SF Sourdough & Pain de Beaucaire - plus a book review
Both are from the book "Advanced Bread and Pastry". I have been baking from it a lot lately as you can tell from my blog entries, my feeling about the book is mostly positive, with some caveats. It''s a textbook for SFBI students, and stays true to that premise. I like the fact that it not only has interesting recipes, but also solid theories. Some material doesn't apply to home bakers (flour enhancement etc.) and instructions mostly assume a professional baking environment with all the neat tools, but I don't mind, I like seeing the behind the scene theories and operations, with the principals explained, it's entirely possible to adapt the instructions to my own kitchen. The bread part is only 1/4 (if that) of the book, but it's a lot of material since the whole book is huge and dense - dense in both abstract and physical sense, I am getting an arm workout just holding it! However, textbooks often require in class instructions to make them complete, and this book is no exception. There are blanks in the book I can't fill by just reading it: various starter hydration ratios are not specified, formulas just say "stiff starter", "rye starter" etc.; some breads have interesting shaping procedures, but they are NOT outlined at all in the book, this Pain de Beaucaire is a well known example, the pear buckwheat bread is another; as I found out recently, some formulas have mistakes, the two castle rye I blogged last was a good example, there's also no picture of the bread, so I can't even guess from the crumb/crust. Unlike reliable cover-all books like BBA or "Bread", this book often leaves me feeling like a student who has skipped one too many classes (a scenario I am familiar with :P). However, these flaws can be easily overcome with the help of internet. I found shaping instructions (with step by step pictues) for both the pear bread and this pain de beauaire from wildyeast's wonderful blog; got the formula error figured out after noonesperfect emailed SFBI for me; other minor details like starter hydration can be approximated with educated guess. All in all I am glad I bought this book, and I will keep baking a lot of breads and other items from it (all those beautiful cakes!) - with the help of knowledgable resources from TFL and blogs of ex-SFBI students.

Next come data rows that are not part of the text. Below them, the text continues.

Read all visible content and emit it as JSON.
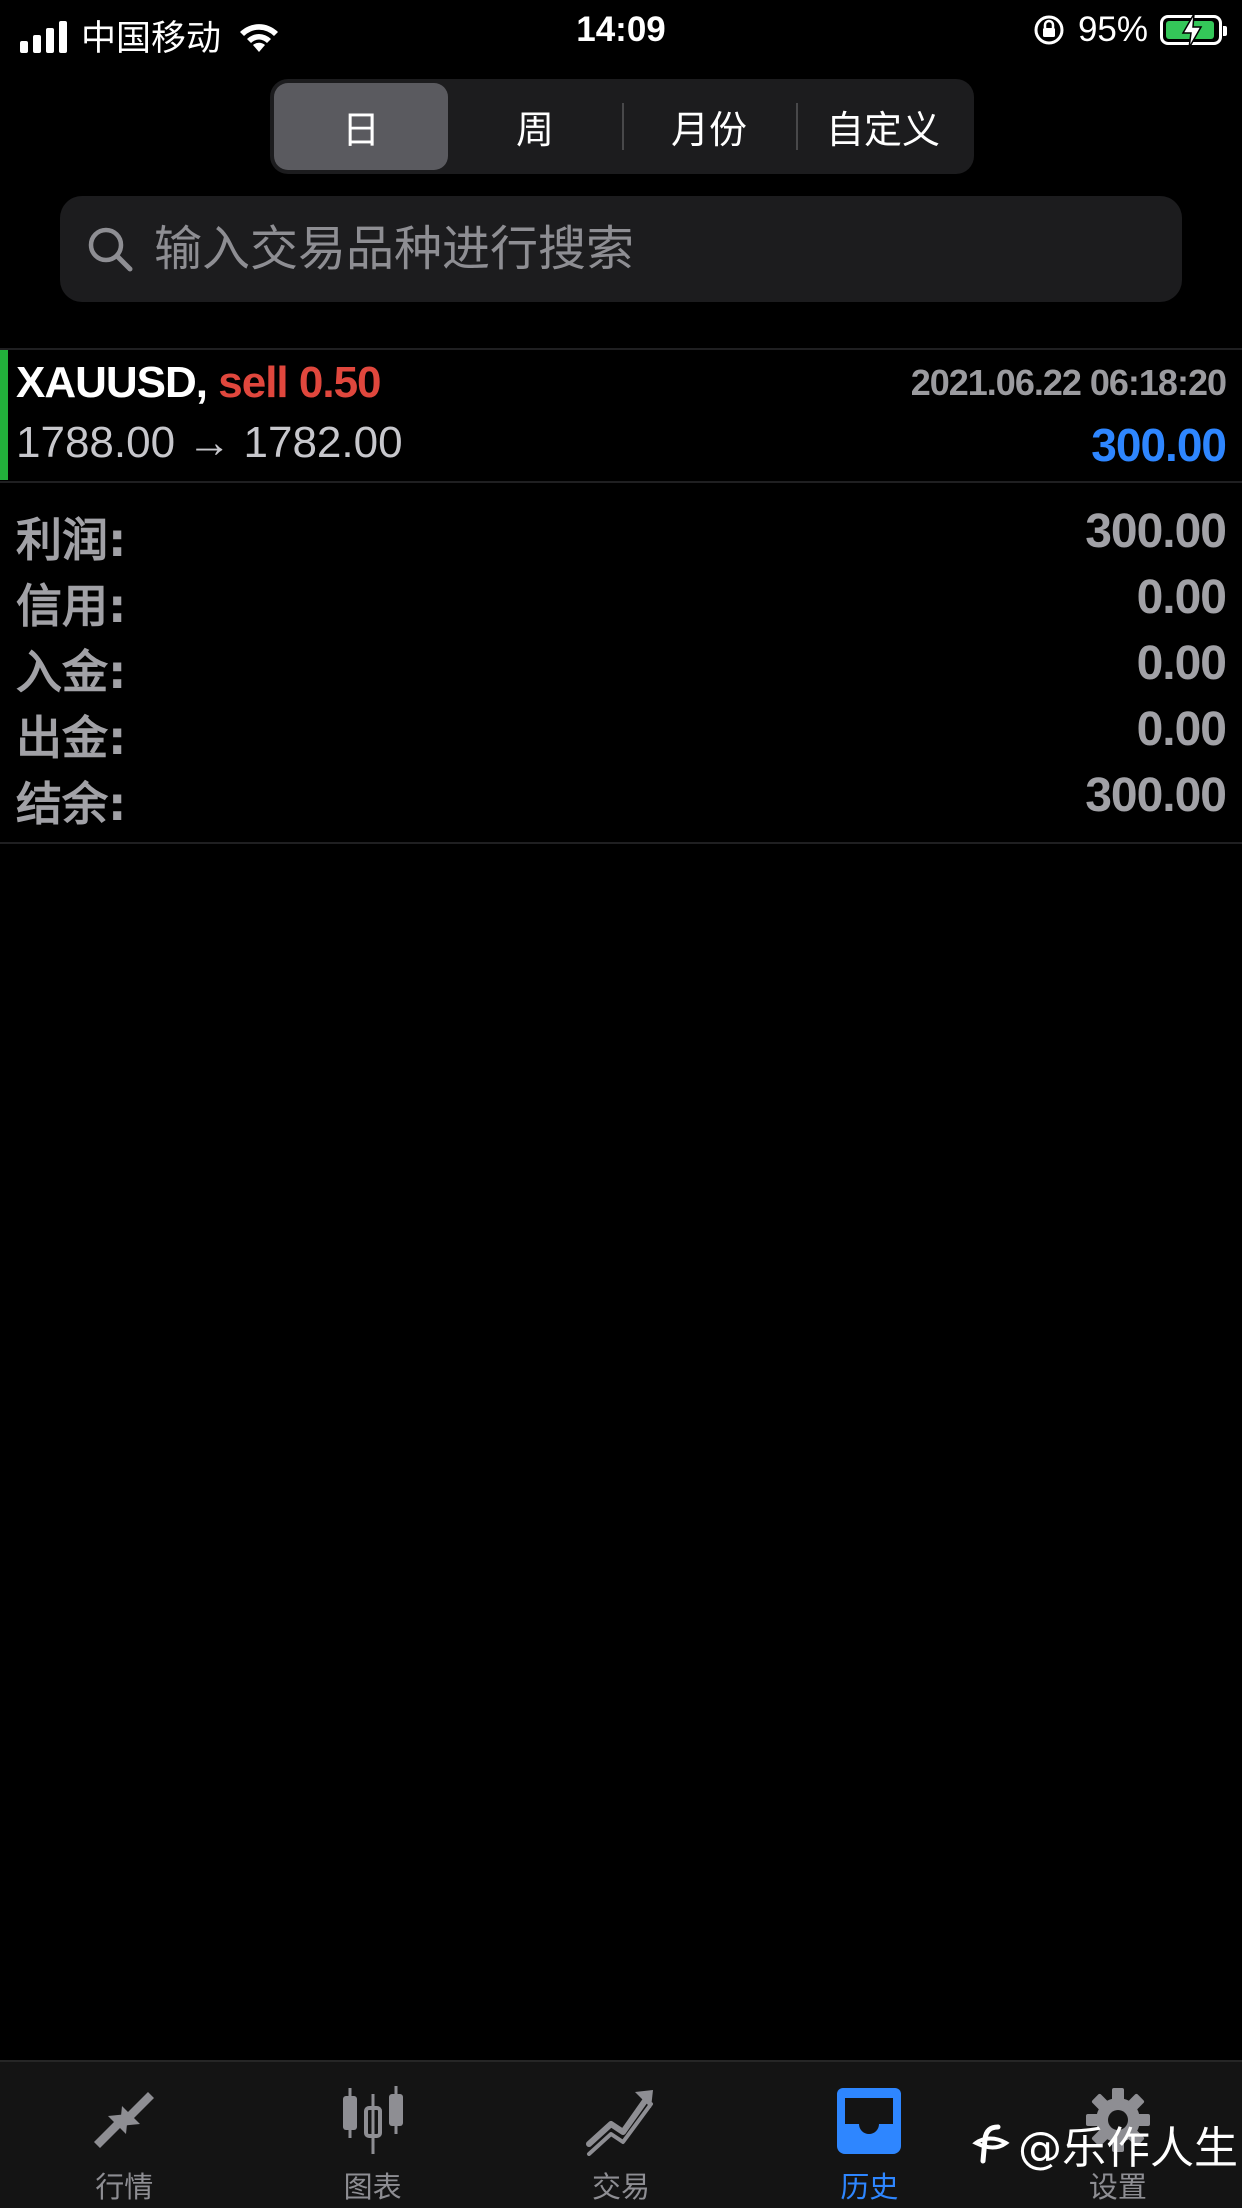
{
  "status_bar": {
    "carrier": "中国移动",
    "time": "14:09",
    "battery": "95%"
  },
  "period_tabs": [
    {
      "label": "日",
      "active": true
    },
    {
      "label": "周",
      "active": false
    },
    {
      "label": "月份",
      "active": false
    },
    {
      "label": "自定义",
      "active": false
    }
  ],
  "search": {
    "placeholder": "输入交易品种进行搜索",
    "value": ""
  },
  "trade": {
    "symbol": "XAUUSD,",
    "side": "sell 0.50",
    "time": "2021.06.22 06:18:20",
    "prices": "1788.00 → 1782.00",
    "profit": "300.00"
  },
  "summary": [
    {
      "label": "利润:",
      "value": "300.00"
    },
    {
      "label": "信用:",
      "value": "0.00"
    },
    {
      "label": "入金:",
      "value": "0.00"
    },
    {
      "label": "出金:",
      "value": "0.00"
    },
    {
      "label": "结余:",
      "value": "300.00"
    }
  ],
  "tab_bar": [
    {
      "label": "行情",
      "icon": "quotes-arrows-icon",
      "active": false
    },
    {
      "label": "图表",
      "icon": "candlestick-chart-icon",
      "active": false
    },
    {
      "label": "交易",
      "icon": "trade-trend-icon",
      "active": false
    },
    {
      "label": "历史",
      "icon": "history-inbox-icon",
      "active": true
    },
    {
      "label": "设置",
      "icon": "gear-icon",
      "active": false
    }
  ],
  "watermark": "@乐作人生",
  "colors": {
    "background": "#000000",
    "accent_blue": "#2e86ff",
    "sell_red": "#e0473d",
    "trade_bar_green": "#22b03b"
  }
}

Now the breads:
1. Baked SF Sourdough a few weeks back. Recipe can be found here . Probabaly not a good idea to make the Auvergnat shape, then proof it upside down in the brotform overnight. Part of the "hat" got stuck, and it became crooked during baking, kinda a funny look huh?
Nice open crumb, not nearly as sour as I expected, probably due to my "not very sour" starter. However it IS more sour than my usual sourdough which uses a liquid levain with an overnight proof.
2. Baked the Pain de Beaucaire last weekend, what an interesting shaping procedure! Without Wildyeast's instruction , I would've never guessed how it's done.
The big holes in the middle are created by pockets of wheat bran and water/flour paste (as you can still see some wheat bran on the wall of the hole), sort of a "cheater's way" of getting holes in the crumb. :P However the rest of the crumb is pretty open too.
It's a bread with both levain and commercial yeast, so pretty quick to make. The taste is clean, crumb is nice, cool, and chewy, crust is thicker than a baguette.
Still amazed that a 60% hydration dough can lead to a bread this light and open.